I think it boils down to the fact that, with 2100 entries - even if there are a HUNDRED finalist placings (and I think like Shell there are less, for some reason I recall 30), you've still only got a 1/21 chance. No wonder so many fell by the wayside then.

Liz Holliday said...

I tend to agree with Lucy on this - but it's also possible that there's a (possibly unconscious) desire to be fair to people not known to the judges. Er. That'd be Danny in the case of most of the people posting here. (I hope this makes some kind of sense - have had a very odd week sleep-wise and I don't think it's just down to RPP nerves!)

Lucy said...

And there you have it: just as I suspected, it has to be nothing to do with being "off the radar" 'cos I just logged into facebook and foung out Andy Conway, moderator of the SP bulletin is through to the next stage.

Lucy said...

PS. Liz: Danny said anyone he recognised was going to another reader.

Anonymous said...

plus Miss Read is through - so well done to her and Andy Conway!

Liz Holliday said...

I remembered seeing that Andy was through after I posted but didn't have time to come back and correct myself.
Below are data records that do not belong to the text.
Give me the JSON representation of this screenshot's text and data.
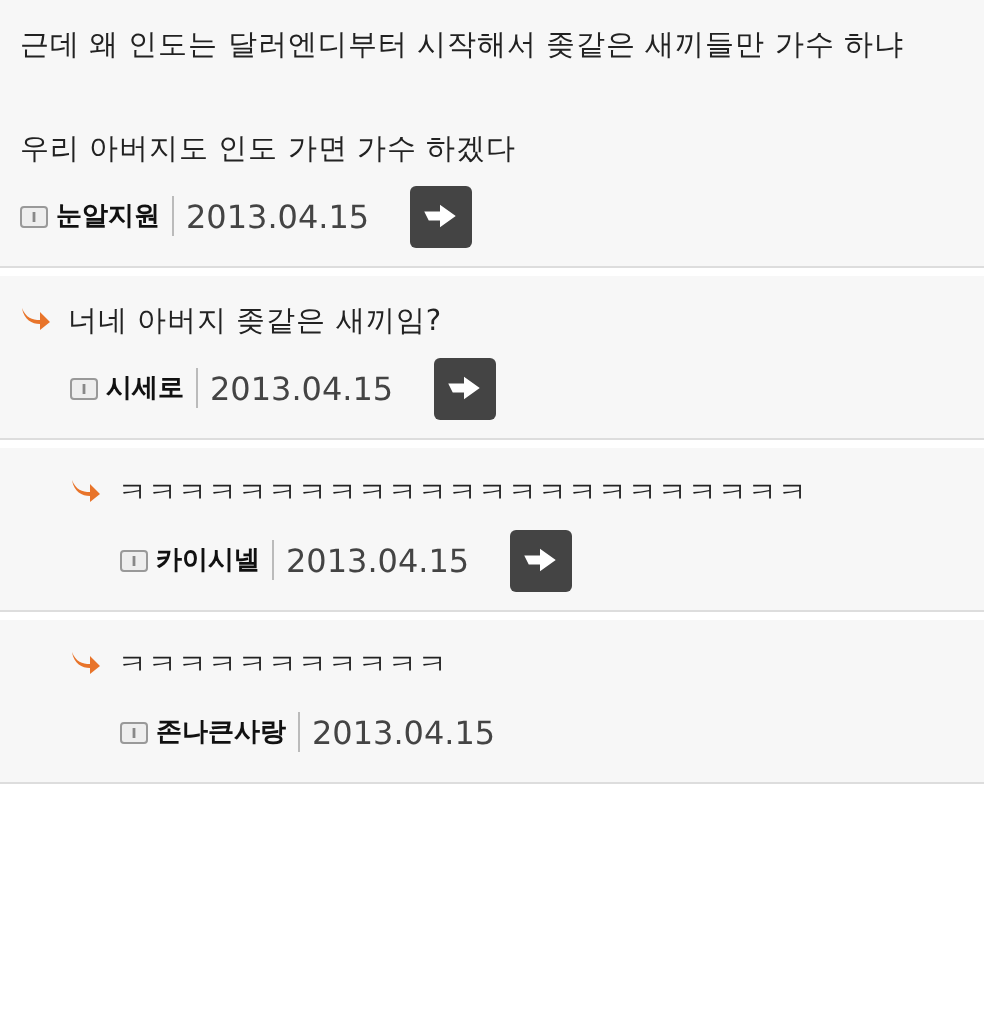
{
  "comments": [
    {
      "text": "근데 왜 인도는 달러엔디부터 시작해서 좆같은 새끼들만 가수 하냐\n\n우리 아버지도 인도 가면 가수 하겠다",
      "author": "눈알지원",
      "date": "2013.04.15",
      "reply_button": true,
      "children": [
        {
          "text": "너네 아버지 좆같은 새끼임?",
          "author": "시세로",
          "date": "2013.04.15",
          "reply_button": true,
          "children": [
            {
              "text": "ㅋㅋㅋㅋㅋㅋㅋㅋㅋㅋㅋㅋㅋㅋㅋㅋㅋㅋㅋㅋㅋㅋㅋ",
              "author": "카이시넬",
              "date": "2013.04.15",
              "reply_button": true
            },
            {
              "text": "ㅋㅋㅋㅋㅋㅋㅋㅋㅋㅋㅋ",
              "author": "존나큰사랑",
              "date": "2013.04.15",
              "reply_button": false
            }
          ]
        }
      ]
    }
  ]
}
But I didn't mean that no one known to the organisers (I really wasn't just talking about Danny, honest!) stood a chance. Just that there might be a tendency to expect more so as not to be being seen as expecting less. But if Danny was passing scripts from people he knows to other readers, that can't be so. (Incidentally, in prose fiction a lot of comps ask for anonymous submissions to avoid just this problem - you submit a cover page with your name on; that's removed before the submission is read, and only an entry number identifies you.)
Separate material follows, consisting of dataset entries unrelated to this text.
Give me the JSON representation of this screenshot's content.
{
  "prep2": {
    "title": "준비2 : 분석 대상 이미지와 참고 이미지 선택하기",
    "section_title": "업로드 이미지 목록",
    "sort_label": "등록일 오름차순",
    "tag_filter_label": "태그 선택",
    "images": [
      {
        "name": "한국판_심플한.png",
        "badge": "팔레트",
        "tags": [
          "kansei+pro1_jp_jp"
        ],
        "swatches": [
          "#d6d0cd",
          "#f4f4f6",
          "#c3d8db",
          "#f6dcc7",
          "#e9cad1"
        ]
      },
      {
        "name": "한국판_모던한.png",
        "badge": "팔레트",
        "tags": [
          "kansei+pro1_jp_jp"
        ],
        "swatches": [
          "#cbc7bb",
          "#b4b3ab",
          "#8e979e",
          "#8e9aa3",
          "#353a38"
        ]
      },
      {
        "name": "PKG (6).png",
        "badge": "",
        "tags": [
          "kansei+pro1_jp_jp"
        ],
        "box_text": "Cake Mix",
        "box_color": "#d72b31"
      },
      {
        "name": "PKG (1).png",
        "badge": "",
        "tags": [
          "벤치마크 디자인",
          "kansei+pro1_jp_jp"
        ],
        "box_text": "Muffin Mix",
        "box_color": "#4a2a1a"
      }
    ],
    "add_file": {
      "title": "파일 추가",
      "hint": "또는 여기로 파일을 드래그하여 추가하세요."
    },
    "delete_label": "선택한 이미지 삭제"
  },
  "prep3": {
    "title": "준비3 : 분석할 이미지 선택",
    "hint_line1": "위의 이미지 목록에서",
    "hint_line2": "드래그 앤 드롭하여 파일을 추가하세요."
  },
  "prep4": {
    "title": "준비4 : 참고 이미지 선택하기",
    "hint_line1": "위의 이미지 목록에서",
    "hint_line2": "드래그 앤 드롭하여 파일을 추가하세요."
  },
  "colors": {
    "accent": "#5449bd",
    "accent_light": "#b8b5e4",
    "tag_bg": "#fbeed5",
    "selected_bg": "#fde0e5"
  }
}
Anyway, I still think Tony Jordan is great for instigating this competition and that Danny and the others working on it have done a great job. Even if they did show a lamentable lack of judgement in the case of at least one script. *cough cough*

Robin Kelly said...

Thanks, Pots.

I actually do like the idea of everyone doing 30 minutes. They can still print and read just the first 10 pages and the rest is available to be read in full as and when.

Of course, the longer your script is the more likely your first ten pages will consist of set-up. I think brilliantly well-written set-up should count as much as something spectacular - just as they shouldn't assume something spectacular couldn't be backed up, Dan.

Shell, the shortlist may have been 12 but I would have thought that was the final shortlist from those asked for the full scripts. I believe that once you get to the top 10% of scripts, opinion is more subjective. It's no longer a question of whether it's well-written or not but if the reader likes it. So getting to that stage was all I realistically wanted.

I'm hoping the final figure of requested scripts is 1% so I can pretend I was in the top 2% but just missed out by a whisker after lots of arguing and fist-fights at Red Planet between my supporters and the opposition.

Jon Peacey said...

I think you've just come close to how I've been thinking about it.

Everybody keeps intimating that because they haven't got very far that this makes them a bit rubbish while alternatively it may just be that 2000 entries were really rather good but 100 were shiningly good and just stood out more.

Well, that's how I've decided to try and think about it. ;-)

Kay Richardson said...

I didn't get through and I'm going to burn all my books and chop my fingers off so as not to waste my time again.

Robin Kelly said...

I think that might be a little bit too drastic, Kay.

It's only a competition, no-one died. Any writing we do makes us better and can never be a waste of time.

But if you insist on going ahead then do it properly. You're bound to be tempted by voice-recognition software and produce scripts that way so you'll need to cut your tongue out as well.

Kay Richardson said...

Right. Off goes the tongue as well. But perhaps I should do that before I chop of my hands. Otherwise, I won't have anything to hold my chopper. And off with my chopper too.

Liz Holliday said...

When I was at Clarion if we had a rough time in the workshop we used to say we were going to chop our hands off and throw our computers in the sea. Yeah, in that order...

Kay Richardson said...

I suppose you might be able to pick them up with your teeth and your elbows?

Jon Peacey said...

Have I stumbled into some kind of modern re-telling of Titus Andronicus? ;-)